Commuter and general aviation aircraft face no less a threat from microburst wind shear than do large jet transport aircraft, yet the majority of flight dynamic research has emphasized recovery performance and piloting techniques for jet transport aircraft. The current work investigates the effects of microburst wind shear on propellerdriven commuter-type aircraft. Recovery performance of a commuter-type aircraft in a microburst encounter is examined using a constant-pitch-attitude strategy and flight path optimization. The goals are to identify a suitable target pitch angle for the escape maneuver and to determine the nature of an optimal escape maneuver for a commuter-type aircraft. The results demonstrate that the pitch attitude which maximizes climb rate in a wind shear condition is strongly dependent on whether the aircraft is subjected to a horizontal shear or a downdraft. Simulated constant-pitch-attitude recoveries through an analytic downburst model show that the pitch attitude which maximizes ground clearance, depends on the altitude of the encounter, the strength of the microburst, and the initial position of the aircraft with respect to the downburst core. In severe wind shear encounters at very low altitudes, best results are obtained at relatively low-target pitch angles (TPA). Excessively high-target pitch angles subject the aircraft to prolonged periods at stall warning angle of attack. The flight path optimization demonstrates that a technique which maximizes ground clearance involves maintaining a low-pitch attitude early in the encounter, followed by a gradual pitch-up that ceases when the wind shear has been exited.

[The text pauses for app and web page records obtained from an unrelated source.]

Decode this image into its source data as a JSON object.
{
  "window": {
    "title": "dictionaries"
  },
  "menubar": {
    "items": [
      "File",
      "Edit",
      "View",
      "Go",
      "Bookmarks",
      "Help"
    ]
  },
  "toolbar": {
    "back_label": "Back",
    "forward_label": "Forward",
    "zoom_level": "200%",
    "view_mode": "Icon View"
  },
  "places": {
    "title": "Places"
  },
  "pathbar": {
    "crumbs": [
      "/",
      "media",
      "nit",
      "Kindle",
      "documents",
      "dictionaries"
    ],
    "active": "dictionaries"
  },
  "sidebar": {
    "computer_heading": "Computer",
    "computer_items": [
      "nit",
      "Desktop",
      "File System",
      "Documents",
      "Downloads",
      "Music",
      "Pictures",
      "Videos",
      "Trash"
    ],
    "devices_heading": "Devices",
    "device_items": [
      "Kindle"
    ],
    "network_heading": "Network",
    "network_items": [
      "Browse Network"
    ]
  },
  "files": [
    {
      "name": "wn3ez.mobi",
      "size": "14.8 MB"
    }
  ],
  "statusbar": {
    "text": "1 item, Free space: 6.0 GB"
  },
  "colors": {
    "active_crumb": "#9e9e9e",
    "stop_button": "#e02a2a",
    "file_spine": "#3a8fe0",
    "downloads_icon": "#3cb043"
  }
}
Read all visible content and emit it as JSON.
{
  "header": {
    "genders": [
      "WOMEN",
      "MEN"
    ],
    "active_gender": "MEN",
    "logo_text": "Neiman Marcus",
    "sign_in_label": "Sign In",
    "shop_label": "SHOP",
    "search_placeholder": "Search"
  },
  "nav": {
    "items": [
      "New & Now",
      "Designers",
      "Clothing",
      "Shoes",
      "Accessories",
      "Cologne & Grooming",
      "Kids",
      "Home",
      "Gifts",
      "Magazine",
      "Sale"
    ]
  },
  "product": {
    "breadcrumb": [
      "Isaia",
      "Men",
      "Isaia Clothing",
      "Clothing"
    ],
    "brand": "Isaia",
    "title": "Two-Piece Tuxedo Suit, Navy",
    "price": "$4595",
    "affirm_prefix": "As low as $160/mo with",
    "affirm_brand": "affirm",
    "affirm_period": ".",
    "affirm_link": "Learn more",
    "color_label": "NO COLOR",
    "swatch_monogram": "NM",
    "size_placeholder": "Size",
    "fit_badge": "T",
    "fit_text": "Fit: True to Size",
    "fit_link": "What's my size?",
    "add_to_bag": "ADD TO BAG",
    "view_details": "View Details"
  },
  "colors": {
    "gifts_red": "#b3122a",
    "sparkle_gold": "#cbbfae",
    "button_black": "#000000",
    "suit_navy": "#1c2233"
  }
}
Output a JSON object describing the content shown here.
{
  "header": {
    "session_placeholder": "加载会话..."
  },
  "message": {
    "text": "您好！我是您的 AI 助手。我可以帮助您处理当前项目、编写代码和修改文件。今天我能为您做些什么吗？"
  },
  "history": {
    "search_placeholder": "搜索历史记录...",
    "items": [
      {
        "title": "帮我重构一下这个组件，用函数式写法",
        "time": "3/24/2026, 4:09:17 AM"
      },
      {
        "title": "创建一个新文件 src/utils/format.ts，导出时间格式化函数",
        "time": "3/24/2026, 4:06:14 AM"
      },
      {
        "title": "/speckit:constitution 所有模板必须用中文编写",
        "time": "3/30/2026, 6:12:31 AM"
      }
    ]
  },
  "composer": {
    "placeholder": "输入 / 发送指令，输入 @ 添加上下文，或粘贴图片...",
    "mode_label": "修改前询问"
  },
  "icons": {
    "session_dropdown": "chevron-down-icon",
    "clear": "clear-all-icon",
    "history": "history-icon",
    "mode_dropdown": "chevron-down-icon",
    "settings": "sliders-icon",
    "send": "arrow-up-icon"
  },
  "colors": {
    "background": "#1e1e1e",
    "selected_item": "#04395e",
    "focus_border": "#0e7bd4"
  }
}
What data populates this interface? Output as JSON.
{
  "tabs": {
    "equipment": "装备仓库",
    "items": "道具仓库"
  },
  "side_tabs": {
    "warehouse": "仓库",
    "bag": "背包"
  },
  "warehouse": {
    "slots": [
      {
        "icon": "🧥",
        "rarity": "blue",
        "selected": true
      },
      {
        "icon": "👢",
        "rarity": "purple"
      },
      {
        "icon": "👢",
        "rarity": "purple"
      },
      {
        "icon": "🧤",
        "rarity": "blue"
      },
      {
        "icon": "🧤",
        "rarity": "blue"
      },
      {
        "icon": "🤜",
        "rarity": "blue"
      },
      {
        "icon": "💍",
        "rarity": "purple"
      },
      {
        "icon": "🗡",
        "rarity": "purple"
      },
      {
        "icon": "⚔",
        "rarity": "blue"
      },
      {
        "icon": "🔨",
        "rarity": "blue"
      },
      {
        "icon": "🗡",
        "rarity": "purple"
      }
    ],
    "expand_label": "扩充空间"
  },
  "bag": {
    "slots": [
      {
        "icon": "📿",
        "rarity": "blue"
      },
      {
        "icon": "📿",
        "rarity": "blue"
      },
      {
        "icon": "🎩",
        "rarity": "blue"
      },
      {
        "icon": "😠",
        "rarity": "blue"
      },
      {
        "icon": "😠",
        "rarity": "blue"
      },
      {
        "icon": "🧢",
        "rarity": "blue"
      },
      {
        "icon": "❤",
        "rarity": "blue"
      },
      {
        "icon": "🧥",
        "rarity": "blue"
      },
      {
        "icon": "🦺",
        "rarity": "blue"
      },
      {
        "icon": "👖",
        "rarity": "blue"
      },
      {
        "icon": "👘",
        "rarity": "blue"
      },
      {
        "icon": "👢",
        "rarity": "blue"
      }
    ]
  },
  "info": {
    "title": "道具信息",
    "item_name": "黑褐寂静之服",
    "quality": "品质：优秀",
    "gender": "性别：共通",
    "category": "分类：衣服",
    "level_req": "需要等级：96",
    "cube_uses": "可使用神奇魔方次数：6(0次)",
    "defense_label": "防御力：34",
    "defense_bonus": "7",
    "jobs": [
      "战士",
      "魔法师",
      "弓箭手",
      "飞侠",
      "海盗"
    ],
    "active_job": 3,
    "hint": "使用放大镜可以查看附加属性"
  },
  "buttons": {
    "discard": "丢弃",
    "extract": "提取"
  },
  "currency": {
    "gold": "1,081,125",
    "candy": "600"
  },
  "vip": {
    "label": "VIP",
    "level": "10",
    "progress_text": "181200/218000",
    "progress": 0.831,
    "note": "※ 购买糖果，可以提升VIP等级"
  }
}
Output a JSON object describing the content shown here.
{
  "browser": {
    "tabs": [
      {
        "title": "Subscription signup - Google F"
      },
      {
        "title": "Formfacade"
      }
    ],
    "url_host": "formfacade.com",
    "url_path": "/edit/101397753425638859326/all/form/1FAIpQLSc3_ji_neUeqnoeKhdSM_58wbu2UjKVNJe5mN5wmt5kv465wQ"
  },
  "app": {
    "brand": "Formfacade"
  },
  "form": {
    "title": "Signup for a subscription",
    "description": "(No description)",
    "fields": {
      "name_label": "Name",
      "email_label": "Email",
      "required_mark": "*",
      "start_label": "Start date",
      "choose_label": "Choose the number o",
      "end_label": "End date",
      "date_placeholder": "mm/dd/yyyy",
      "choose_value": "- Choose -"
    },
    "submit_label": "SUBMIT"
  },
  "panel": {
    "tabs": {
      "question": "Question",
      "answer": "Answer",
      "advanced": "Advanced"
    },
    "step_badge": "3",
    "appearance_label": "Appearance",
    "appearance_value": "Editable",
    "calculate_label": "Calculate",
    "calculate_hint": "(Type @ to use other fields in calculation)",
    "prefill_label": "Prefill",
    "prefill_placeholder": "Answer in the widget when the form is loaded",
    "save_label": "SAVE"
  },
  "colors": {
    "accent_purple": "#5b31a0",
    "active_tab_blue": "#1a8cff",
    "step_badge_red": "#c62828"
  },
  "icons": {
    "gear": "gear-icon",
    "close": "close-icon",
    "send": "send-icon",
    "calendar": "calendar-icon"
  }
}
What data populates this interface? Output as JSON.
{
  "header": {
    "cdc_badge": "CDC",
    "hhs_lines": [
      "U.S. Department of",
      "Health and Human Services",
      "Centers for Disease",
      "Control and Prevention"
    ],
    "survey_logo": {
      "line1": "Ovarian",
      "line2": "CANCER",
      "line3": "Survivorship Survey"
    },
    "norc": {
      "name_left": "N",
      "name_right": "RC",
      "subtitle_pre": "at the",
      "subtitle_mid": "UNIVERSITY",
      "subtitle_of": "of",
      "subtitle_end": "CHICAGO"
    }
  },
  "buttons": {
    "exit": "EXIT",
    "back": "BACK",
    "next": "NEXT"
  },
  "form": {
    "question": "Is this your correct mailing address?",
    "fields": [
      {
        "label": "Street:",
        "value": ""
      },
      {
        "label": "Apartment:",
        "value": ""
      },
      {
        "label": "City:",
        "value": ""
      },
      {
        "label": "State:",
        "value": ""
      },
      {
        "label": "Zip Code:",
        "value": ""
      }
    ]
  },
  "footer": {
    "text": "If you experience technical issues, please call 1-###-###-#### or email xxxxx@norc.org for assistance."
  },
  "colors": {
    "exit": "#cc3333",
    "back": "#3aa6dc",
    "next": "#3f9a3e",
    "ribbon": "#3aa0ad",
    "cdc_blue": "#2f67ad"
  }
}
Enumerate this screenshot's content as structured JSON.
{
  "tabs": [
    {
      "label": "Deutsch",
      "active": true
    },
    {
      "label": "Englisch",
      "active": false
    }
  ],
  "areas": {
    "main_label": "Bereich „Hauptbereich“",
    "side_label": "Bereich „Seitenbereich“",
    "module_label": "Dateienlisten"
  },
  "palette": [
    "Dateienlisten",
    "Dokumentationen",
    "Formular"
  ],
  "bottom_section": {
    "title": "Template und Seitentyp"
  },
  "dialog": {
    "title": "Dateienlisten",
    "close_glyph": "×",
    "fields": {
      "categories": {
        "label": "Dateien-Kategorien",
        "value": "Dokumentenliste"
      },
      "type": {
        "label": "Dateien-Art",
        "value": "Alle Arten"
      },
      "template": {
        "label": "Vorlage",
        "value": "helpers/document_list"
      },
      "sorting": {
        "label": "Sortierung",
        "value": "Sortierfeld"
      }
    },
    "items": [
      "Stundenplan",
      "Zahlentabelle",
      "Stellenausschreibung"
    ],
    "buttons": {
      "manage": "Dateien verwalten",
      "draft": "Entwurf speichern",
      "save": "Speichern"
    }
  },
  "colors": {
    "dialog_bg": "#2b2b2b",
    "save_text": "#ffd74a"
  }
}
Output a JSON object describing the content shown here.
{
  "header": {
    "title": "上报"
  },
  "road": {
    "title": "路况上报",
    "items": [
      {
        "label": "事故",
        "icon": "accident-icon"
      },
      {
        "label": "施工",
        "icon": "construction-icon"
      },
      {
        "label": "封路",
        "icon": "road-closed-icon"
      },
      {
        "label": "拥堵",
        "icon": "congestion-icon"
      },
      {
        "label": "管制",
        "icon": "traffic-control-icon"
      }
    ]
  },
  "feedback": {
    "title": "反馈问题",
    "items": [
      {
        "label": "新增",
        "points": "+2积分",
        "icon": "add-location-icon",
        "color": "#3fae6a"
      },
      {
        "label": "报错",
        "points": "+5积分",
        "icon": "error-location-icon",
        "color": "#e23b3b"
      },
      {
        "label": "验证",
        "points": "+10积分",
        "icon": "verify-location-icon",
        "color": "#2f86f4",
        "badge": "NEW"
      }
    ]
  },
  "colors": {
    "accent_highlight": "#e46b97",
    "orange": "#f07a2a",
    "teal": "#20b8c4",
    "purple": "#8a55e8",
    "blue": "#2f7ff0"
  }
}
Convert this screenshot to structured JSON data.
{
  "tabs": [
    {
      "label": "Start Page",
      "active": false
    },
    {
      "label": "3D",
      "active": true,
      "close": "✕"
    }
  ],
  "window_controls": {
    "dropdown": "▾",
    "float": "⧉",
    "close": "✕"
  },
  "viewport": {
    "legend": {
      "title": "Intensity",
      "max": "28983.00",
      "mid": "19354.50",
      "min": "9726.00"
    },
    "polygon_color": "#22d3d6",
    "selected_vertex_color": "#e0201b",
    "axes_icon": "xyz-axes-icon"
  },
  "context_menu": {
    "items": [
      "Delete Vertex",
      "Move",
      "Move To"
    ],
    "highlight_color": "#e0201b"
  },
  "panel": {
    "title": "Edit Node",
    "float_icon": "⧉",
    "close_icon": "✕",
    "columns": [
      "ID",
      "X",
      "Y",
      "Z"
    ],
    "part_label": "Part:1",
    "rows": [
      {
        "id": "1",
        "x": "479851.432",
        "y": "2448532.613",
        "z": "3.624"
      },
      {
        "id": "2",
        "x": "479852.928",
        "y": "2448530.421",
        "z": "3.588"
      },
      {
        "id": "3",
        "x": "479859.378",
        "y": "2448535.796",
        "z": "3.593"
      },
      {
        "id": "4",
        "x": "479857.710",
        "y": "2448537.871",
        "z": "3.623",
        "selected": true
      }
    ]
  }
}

All Science Journal Classification (ASJC) codes
- Aerospace Engineering